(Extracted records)
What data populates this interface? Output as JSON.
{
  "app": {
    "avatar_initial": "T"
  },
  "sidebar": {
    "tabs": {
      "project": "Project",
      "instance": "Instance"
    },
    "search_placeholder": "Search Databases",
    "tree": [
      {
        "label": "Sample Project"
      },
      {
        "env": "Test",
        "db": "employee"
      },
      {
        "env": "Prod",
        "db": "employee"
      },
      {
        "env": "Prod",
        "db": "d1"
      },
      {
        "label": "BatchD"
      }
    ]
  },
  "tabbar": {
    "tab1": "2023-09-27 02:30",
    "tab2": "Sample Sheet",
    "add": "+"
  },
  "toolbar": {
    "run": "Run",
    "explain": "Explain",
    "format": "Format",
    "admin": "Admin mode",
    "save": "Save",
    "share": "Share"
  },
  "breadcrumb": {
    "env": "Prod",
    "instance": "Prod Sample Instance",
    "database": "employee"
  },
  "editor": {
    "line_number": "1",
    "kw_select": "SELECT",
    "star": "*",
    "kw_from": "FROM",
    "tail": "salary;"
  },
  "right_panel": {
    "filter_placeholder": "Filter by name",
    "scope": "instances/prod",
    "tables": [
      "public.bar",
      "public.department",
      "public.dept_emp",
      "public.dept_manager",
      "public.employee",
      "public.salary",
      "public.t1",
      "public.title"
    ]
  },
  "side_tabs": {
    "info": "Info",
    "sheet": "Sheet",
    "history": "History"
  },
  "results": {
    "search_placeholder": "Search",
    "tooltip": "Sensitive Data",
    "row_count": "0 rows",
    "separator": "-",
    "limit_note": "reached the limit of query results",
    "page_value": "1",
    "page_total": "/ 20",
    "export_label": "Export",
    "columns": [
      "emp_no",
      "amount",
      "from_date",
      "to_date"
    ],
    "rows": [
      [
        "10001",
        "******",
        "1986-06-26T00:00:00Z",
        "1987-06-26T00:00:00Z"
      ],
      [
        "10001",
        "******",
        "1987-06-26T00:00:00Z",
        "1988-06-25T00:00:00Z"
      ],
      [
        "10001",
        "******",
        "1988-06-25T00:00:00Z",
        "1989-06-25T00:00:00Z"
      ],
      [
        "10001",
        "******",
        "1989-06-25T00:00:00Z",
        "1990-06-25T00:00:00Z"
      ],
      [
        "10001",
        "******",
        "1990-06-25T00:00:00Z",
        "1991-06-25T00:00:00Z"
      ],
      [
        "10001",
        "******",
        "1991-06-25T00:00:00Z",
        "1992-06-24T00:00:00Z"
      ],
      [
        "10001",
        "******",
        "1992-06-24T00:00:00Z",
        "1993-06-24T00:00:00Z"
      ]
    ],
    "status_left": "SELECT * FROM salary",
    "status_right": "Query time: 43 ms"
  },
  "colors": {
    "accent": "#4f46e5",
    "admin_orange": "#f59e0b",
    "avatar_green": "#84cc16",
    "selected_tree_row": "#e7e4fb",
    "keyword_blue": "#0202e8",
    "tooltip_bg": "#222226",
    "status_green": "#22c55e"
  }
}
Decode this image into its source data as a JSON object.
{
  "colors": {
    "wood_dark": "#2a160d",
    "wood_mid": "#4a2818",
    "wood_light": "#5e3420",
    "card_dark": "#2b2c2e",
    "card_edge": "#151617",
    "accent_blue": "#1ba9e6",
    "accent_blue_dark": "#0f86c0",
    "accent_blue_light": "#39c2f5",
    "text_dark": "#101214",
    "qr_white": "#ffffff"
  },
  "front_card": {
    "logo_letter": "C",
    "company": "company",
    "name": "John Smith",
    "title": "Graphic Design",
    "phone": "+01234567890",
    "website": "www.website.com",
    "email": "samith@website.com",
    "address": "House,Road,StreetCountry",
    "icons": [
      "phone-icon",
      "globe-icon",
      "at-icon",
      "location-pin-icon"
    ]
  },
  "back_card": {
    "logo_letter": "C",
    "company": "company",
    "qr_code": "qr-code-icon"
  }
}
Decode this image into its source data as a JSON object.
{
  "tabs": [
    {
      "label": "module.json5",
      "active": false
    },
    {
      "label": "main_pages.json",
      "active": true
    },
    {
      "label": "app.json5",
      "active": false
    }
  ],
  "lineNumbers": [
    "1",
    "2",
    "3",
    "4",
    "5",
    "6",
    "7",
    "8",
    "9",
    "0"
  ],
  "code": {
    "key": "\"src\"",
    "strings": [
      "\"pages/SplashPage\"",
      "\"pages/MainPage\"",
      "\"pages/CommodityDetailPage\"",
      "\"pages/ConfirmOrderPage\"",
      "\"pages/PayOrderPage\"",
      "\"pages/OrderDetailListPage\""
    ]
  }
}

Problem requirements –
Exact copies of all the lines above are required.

Answer to this problem –
What data populates this interface? Output as JSON.
{
  "app": {
    "avatar_initial": "T"
  },
  "sidebar": {
    "tabs": {
      "project": "Project",
      "instance": "Instance"
    },
    "search_placeholder": "Search Databases",
    "tree": [
      {
        "label": "Sample Project"
      },
      {
        "env": "Test",
        "db": "employee"
      },
      {
        "env": "Prod",
        "db": "employee"
      },
      {
        "env": "Prod",
        "db": "d1"
      },
      {
        "label": "BatchD"
      }
    ]
  },
  "tabbar": {
    "tab1": "2023-09-27 02:30",
    "tab2": "Sample Sheet",
    "add": "+"
  },
  "toolbar": {
    "run": "Run",
    "explain": "Explain",
    "format": "Format",
    "admin": "Admin mode",
    "save": "Save",
    "share": "Share"
  },
  "breadcrumb": {
    "env": "Prod",
    "instance": "Prod Sample Instance",
    "database": "employee"
  },
  "editor": {
    "line_number": "1",
    "kw_select": "SELECT",
    "star": "*",
    "kw_from": "FROM",
    "tail": "salary;"
  },
  "right_panel": {
    "filter_placeholder": "Filter by name",
    "scope": "instances/prod",
    "tables": [
      "public.bar",
      "public.department",
      "public.dept_emp",
      "public.dept_manager",
      "public.employee",
      "public.salary",
      "public.t1",
      "public.title"
    ]
  },
  "side_tabs": {
    "info": "Info",
    "sheet": "Sheet",
    "history": "History"
  },
  "results": {
    "search_placeholder": "Search",
    "tooltip": "Sensitive Data",
    "row_count": "0 rows",
    "separator": "-",
    "limit_note": "reached the limit of query results",
    "page_value": "1",
    "page_total": "/ 20",
    "export_label": "Export",
    "columns": [
      "emp_no",
      "amount",
      "from_date",
      "to_date"
    ],
    "rows": [
      [
        "10001",
        "******",
        "1986-06-26T00:00:00Z",
        "1987-06-26T00:00:00Z"
      ],
      [
        "10001",
        "******",
        "1987-06-26T00:00:00Z",
        "1988-06-25T00:00:00Z"
      ],
      [
        "10001",
        "******",
        "1988-06-25T00:00:00Z",
        "1989-06-25T00:00:00Z"
      ],
      [
        "10001",
        "******",
        "1989-06-25T00:00:00Z",
        "1990-06-25T00:00:00Z"
      ],
      [
        "10001",
        "******",
        "1990-06-25T00:00:00Z",
        "1991-06-25T00:00:00Z"
      ],
      [
        "10001",
        "******",
        "1991-06-25T00:00:00Z",
        "1992-06-24T00:00:00Z"
      ],
      [
        "10001",
        "******",
        "1992-06-24T00:00:00Z",
        "1993-06-24T00:00:00Z"
      ]
    ],
    "status_left": "SELECT * FROM salary",
    "status_right": "Query time: 43 ms"
  },
  "colors": {
    "accent": "#4f46e5",
    "admin_orange": "#f59e0b",
    "avatar_green": "#84cc16",
    "selected_tree_row": "#e7e4fb",
    "keyword_blue": "#0202e8",
    "tooltip_bg": "#222226",
    "status_green": "#22c55e"
  }
}
Decode this image into its source data as a JSON object.
{
  "colors": {
    "wood_dark": "#2a160d",
    "wood_mid": "#4a2818",
    "wood_light": "#5e3420",
    "card_dark": "#2b2c2e",
    "card_edge": "#151617",
    "accent_blue": "#1ba9e6",
    "accent_blue_dark": "#0f86c0",
    "accent_blue_light": "#39c2f5",
    "text_dark": "#101214",
    "qr_white": "#ffffff"
  },
  "front_card": {
    "logo_letter": "C",
    "company": "company",
    "name": "John Smith",
    "title": "Graphic Design",
    "phone": "+01234567890",
    "website": "www.website.com",
    "email": "samith@website.com",
    "address": "House,Road,StreetCountry",
    "icons": [
      "phone-icon",
      "globe-icon",
      "at-icon",
      "location-pin-icon"
    ]
  },
  "back_card": {
    "logo_letter": "C",
    "company": "company",
    "qr_code": "qr-code-icon"
  }
}
Decode this image into its source data as a JSON object.
{
  "tabs": [
    {
      "label": "module.json5",
      "active": false
    },
    {
      "label": "main_pages.json",
      "active": true
    },
    {
      "label": "app.json5",
      "active": false
    }
  ],
  "lineNumbers": [
    "1",
    "2",
    "3",
    "4",
    "5",
    "6",
    "7",
    "8",
    "9",
    "0"
  ],
  "code": {
    "key": "\"src\"",
    "strings": [
      "\"pages/SplashPage\"",
      "\"pages/MainPage\"",
      "\"pages/CommodityDetailPage\"",
      "\"pages/ConfirmOrderPage\"",
      "\"pages/PayOrderPage\"",
      "\"pages/OrderDetailListPage\""
    ]
  }
}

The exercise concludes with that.